I’m not overly optimistic about getting the job, sales not being my strongest natural attribute. What it does do is serve as a sharp reminder about two things: the necessity of finding a means a sustainable means of income but also to do it in a way that will not result in a breakdown of mental faculties. We’re caught over a barrel in many ways, especially the younger and recently redundant elements of the “searching for workforce”. There’s plenty of call centre jobs these days but they come at a price. And is that a price worth paying. I’d love to be able to definitively answer that. I’m not 100% convinced I can. One thing is remarkably evident though from browsing call centre jobs online and in the recruitment papers. There are very few inbound telephone roles these days, a clear indication of cutbacks in the  customer service industry. When they start using voice messages as opposed to highly educated and friendly Indians, then we are truly on the slippery slope downwards to meltdown in that sector. It’ll all reverse itself again in the future no doubt. It generally does. What form it will take is hard to second guess. Although I’ll hazard a guess that it’ll occur at exactly the same time when the banking bastards decide they’ll start offering you credit cards and cheap loans again, rather than answer any simple question you may have about your account. That’s another story for another time though.

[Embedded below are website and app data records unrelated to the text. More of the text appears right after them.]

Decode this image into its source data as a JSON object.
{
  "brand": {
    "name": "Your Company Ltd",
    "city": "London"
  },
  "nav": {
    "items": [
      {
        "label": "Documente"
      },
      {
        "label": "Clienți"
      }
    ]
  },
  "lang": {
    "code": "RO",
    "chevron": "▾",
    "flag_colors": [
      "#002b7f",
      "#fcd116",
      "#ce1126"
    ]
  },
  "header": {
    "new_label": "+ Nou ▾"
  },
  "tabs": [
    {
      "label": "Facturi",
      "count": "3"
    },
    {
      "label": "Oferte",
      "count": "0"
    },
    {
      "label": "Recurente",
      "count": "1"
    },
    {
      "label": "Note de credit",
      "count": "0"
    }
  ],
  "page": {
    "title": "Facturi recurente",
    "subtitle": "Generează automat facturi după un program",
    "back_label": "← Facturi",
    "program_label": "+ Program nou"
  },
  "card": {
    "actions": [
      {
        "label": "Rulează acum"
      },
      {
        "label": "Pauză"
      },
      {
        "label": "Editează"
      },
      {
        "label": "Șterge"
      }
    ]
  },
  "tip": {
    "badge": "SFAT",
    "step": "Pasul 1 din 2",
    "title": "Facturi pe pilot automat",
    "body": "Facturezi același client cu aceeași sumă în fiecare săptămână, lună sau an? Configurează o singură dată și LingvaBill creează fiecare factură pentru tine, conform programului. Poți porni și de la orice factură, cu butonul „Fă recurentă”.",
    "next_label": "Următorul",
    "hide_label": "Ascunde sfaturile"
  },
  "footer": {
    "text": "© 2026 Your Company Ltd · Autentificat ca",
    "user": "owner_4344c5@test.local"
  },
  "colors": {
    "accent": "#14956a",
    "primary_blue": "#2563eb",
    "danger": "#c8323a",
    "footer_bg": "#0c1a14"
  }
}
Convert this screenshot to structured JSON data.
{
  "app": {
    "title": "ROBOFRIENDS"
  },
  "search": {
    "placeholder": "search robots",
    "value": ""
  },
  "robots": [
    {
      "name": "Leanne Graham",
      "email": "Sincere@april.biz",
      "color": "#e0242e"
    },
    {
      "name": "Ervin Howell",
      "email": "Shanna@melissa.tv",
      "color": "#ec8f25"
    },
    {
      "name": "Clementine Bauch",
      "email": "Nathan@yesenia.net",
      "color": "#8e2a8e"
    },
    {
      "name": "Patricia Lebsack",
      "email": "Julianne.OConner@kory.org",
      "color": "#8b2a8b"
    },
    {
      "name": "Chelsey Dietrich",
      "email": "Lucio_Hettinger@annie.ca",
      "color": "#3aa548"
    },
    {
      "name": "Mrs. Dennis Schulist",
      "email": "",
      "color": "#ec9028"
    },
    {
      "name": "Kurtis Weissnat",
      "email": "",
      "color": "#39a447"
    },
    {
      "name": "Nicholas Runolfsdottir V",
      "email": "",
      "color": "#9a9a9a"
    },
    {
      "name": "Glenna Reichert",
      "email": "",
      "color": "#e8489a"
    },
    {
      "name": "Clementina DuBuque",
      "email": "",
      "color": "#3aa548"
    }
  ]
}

To end on a slightly jollier note, a good friend of mine gave me a brief insight into how he deals with cold-callers. Knowing him as well as I do at this stage, I wouldn’t doubt him for a second. It’s more than likely been toned down for public consumption.
“Good evening sir. I’m calling on behalf of <insert random company name I’ve never heard of> and I’d like to offer you -”
 “Ah yes, I’d like to order the American Hot please, with extra jalapenos.”
 *stunned silence*
 “Oh, and I may as well take advantage of your special and have a 2 litre coke with that. Cheers mate!”
There’s more than one way to skin the cat it seems.

March 1, 2010 Posted by | Communicating | , | 2 Comments